Good news for the US economy, as it grew at its fastest pace in two years as a result of soybean exports. The gross domestic product increased at a 2.9 percent annual rate. This is the strongest growth rate since the third quarter of 2014 and beat out the economists’ expectations from a 2.5% expansion pace.
As David Donabedian, the chief investment officer of Atlantic Trust Private Wealth Management in Baltimore said, “While the economy may not be ready to take off, today’s GDP suggests the economic expansion is not at risk of ending.”
The GDP report has actually been seen as a way to bolster Hillary Clinton, two weeks before the election. As Robert Murphy, an economics professor at Boston College said,
“This is good news for the Clinton campaign, which has tied itself closely to the Obama administration’s record on the economy.”
Bill Gross’s Pacific Investment Management Co., or Pimco, recently raised its outlook for the U.S. economy, stating that expansion is likely to be between 2.5% and 3% over the course of the year. At the end of last year, the fund estimated growth of between 2.25% and 2.75%.
According to Pimco, the adjusted assessment is a result of “trends toward growth and spending in the consumer, corporate and public sectors.”
“The global economy will likely experience steady, broad-based growth in 2014 thanks in no small part to the extraordinary expansion in central bank balance sheets in 2013,” said portfolio manager Saumil H. Parikh.
Pimco’s report went on to explain that “rising asset prices in combination with fading near-term fiscal uncertainties will drive global aggregate demand growth forward, adding stability to what has thus far been an on-again, off-again global recovery from the financial crisis of 2008.”
Pimco also reassessed its outlook for the euro zone, now claiming to expect real economic growth in the region to measure between 1% and 1.5%.
“We expect the reduction in fiscal drag in the euro zone periphery will reinforce gradually improving credit conditions to drive aggregate demand growth from well below potential to up toward potential in the year ahead,” Parikh said.
The report also revealed the fund’s expectations for China and Japan in 2014.
This weekend, President Barack Obama spoke at the Asia-Pacific Economic Cooperation summit in Honolulu, stating that China is now a “grown up” economy, and must learn to act more responsibly on its currency.

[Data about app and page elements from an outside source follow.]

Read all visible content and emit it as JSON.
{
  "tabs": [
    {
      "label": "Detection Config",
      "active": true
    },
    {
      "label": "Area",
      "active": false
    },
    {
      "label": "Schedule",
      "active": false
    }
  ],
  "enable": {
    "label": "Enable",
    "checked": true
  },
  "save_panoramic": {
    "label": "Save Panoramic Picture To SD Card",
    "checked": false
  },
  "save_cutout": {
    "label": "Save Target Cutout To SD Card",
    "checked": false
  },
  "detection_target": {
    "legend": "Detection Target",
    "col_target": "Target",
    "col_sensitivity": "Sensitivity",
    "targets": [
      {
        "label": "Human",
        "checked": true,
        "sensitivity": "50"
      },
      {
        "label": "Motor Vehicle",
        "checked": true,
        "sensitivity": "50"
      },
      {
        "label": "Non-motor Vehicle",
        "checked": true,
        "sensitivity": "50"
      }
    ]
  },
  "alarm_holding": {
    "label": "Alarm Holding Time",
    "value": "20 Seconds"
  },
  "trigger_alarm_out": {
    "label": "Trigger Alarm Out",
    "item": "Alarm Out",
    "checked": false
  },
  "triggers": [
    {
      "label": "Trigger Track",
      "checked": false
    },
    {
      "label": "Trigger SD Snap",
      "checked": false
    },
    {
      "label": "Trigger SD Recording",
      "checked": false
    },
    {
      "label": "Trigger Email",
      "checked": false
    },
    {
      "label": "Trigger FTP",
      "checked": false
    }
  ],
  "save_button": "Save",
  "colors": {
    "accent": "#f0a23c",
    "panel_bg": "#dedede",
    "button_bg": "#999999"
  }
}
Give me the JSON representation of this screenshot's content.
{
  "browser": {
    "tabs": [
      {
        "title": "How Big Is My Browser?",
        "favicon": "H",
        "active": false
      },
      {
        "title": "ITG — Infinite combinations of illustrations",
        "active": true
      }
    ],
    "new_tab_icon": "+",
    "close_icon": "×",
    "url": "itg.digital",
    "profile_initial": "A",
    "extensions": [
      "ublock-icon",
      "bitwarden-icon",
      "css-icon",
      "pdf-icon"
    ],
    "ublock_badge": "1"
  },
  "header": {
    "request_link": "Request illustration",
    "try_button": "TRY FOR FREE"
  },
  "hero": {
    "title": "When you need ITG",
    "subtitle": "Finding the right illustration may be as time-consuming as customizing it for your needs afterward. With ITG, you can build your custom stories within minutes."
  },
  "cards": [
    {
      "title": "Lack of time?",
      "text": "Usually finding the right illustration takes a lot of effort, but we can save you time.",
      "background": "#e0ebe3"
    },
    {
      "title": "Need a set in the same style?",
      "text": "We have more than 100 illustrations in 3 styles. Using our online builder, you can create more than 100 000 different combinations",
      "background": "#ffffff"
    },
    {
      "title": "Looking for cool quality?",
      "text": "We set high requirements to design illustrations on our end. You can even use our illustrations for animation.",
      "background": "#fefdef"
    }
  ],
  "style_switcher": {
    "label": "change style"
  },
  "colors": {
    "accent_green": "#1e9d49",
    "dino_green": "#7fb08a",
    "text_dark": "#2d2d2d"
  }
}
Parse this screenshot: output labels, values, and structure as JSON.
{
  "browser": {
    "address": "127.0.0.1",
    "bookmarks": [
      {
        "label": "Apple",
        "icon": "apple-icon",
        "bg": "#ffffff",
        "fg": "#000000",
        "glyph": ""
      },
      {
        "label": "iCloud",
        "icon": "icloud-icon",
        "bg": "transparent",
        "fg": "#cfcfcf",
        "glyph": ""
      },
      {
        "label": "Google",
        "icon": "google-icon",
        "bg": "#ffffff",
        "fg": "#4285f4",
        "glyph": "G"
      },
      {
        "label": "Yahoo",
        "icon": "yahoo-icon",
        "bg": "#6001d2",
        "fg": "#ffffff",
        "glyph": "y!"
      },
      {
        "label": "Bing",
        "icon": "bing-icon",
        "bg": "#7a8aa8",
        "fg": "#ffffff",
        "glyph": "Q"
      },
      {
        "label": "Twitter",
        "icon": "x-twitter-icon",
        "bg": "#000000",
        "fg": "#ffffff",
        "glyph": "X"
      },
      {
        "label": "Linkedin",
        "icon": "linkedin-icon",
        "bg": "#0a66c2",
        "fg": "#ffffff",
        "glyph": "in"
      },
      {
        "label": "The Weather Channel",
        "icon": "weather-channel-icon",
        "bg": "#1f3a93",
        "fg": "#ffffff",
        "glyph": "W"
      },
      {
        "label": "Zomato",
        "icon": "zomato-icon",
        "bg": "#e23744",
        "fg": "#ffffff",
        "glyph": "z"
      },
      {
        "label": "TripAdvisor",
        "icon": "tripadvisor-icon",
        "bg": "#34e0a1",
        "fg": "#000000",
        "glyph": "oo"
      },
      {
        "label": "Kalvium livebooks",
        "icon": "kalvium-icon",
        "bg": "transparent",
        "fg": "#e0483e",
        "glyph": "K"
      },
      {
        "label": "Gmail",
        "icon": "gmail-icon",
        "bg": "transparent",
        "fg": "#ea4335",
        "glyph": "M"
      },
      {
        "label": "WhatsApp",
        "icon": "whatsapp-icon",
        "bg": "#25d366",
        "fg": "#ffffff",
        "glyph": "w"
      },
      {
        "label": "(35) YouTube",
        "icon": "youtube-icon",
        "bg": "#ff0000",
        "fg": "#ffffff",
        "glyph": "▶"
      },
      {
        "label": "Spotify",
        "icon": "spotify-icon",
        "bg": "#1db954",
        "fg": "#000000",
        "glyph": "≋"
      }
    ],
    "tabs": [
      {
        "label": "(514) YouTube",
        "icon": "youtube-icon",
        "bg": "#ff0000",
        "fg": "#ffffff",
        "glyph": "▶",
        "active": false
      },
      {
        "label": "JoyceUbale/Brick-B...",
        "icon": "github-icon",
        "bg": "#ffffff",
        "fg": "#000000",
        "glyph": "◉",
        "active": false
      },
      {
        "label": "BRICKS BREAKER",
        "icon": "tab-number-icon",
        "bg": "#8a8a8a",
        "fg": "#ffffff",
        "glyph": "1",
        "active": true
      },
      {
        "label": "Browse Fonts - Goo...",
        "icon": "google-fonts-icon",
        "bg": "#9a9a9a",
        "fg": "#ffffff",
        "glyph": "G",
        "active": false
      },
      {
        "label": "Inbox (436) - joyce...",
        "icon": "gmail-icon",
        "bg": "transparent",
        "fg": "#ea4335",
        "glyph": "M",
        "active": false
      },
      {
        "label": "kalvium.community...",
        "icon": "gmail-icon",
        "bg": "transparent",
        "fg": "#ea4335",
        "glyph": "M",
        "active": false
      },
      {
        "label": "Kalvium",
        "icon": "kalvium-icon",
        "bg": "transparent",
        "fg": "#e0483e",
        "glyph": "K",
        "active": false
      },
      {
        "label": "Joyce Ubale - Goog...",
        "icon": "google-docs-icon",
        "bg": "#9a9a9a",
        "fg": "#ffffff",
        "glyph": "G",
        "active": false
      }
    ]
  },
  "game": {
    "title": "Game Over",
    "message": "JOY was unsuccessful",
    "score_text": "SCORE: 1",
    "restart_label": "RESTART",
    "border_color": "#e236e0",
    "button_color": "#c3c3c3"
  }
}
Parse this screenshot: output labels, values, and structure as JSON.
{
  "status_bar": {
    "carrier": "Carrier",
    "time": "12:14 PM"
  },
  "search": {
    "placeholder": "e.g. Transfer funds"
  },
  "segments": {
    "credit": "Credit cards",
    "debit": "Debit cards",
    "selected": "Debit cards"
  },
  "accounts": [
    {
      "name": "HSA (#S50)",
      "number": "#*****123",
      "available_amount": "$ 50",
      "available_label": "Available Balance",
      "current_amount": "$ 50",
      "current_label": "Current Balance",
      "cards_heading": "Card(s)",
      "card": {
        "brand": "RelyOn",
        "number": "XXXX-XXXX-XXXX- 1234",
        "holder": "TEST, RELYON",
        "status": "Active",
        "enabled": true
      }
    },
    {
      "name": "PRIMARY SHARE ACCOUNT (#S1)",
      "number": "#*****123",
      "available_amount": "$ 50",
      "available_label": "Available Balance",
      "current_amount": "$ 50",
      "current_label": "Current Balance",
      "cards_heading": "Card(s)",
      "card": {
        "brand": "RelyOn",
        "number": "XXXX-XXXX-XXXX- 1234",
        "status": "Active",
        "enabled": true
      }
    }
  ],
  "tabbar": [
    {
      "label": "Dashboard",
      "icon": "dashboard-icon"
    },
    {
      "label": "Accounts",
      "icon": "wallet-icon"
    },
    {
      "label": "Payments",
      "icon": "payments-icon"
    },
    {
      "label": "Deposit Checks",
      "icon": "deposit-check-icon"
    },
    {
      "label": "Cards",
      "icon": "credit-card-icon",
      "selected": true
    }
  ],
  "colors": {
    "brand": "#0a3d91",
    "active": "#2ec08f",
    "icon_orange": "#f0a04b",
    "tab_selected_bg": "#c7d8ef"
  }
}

“We welcome China’s peaceful rise,” he said, but Beijing should cease “gaming” the international economic system and help level the field for foreign businesses from the U.S. and around the world. He added that China is deliberately keeping its national currency at a low point in order to support Chinese exporters.
“Most economists estimate that the renminbi (yuan0 is devalued by 20 to 25 percent,” he said. “That means our exports to China are that much more expensive and their imports into the United States are that much cheaper.”
The U.S. Chamber Institute for Legal Reform released a report estimating the potential gains of each state if the legal environment is improved at its 12th Annual Legal Reform Summit this week.
“Americans are rightly frustrated about the current state of the economy,” explained Lisa A. Rickard, president at ILR. “Unfortunately, America’s broken lawsuit system hampers the ability of American businesses to create jobs and drive much-needed economic growth.
“At times when states are facing tight budgets and sluggish economic growth, this new study shows that actions by states to improve their legal environments can produce real economic dividends.
Rickard was joined by the U.S. Chamber of Commerce President and CEO Thomas J. Donohue, as well as House Speaker John Boehner, South Carolina Governor Nikki Haley and Virginia Governor Bob McDonnell at the summit.